Man, one of the best singles of the sixties goes unreleased and just keeps sounding better. A song that links the No Neck Blues Band (via Jerry Yester) to Fred Neil (via Cyrus Faryar) to Phil Spector, Harry Nilsson, Brian Wilson, the Sidewinders (Andy Paley) and the Monkees. Not to mention Henry Diltz and Rodney Bingenheimer. Just waiting for the choicest set of covers lps you never heard via Home Brewed Nuggets to tackle this gem of our radio teendom.

The Modern Folk Quartet had opened shows for both Woody Allen and John Coltrane before their link with Phil Spector and rebrand as the folk rock MFQ. Spector hoped they could be his Byrds. Underused in my opinion as the theme to the follow-up to The T.A.M.I. Show, The Big TNT Show, Nilsson wrote the song as a Brian Wilson tribute who then brought the song to Spector who shelved it for "River Deep, Mountain High." According to Mark Ribowsky’s He’s A Rebel (E.P. Dutton, New York, 1989), one night in 1966, Spector jumped on stage with the MFQ at the Trip with a twelve string guitar while they were doing their set and did a set of fifties covers backed by the MFQ. According to Kim Fowley who was there: “Amazing, man, and the pity was that there was a lot of kids in there who didn’t know what the fuck was happening . . . I think about it now and it’s like, how’s that for a memory? And he was good too.
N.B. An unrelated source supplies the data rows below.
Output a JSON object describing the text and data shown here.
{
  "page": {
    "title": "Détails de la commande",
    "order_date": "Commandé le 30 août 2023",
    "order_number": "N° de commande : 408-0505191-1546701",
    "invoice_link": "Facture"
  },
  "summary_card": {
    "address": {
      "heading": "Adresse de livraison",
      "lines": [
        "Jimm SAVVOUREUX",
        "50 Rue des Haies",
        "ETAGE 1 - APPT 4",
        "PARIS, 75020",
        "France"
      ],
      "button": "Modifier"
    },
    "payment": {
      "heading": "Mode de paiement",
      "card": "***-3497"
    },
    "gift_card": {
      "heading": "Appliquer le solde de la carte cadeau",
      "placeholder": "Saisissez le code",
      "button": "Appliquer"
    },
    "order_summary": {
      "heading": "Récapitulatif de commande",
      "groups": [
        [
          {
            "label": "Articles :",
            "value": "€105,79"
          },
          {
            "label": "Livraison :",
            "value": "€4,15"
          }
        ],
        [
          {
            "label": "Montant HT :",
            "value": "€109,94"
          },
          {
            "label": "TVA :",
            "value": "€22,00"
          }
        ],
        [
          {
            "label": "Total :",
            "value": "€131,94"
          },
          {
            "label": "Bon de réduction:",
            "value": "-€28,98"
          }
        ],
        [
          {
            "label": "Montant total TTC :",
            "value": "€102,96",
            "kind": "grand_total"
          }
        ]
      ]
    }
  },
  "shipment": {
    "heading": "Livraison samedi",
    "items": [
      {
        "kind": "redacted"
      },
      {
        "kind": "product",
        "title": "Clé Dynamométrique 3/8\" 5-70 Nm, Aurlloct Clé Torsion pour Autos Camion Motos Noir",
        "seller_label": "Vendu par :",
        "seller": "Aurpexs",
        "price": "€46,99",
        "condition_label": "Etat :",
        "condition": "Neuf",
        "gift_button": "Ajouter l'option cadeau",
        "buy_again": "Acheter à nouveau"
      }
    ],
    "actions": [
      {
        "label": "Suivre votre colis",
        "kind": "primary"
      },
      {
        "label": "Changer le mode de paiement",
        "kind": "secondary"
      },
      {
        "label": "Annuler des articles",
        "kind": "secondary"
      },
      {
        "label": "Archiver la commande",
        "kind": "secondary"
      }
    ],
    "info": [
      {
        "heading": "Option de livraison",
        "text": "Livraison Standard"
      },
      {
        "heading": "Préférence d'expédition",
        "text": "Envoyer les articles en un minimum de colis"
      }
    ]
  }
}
I’d never heard his voice. He had good mike technique, good delivery. He sounded like he would’ve been a good lead singer.”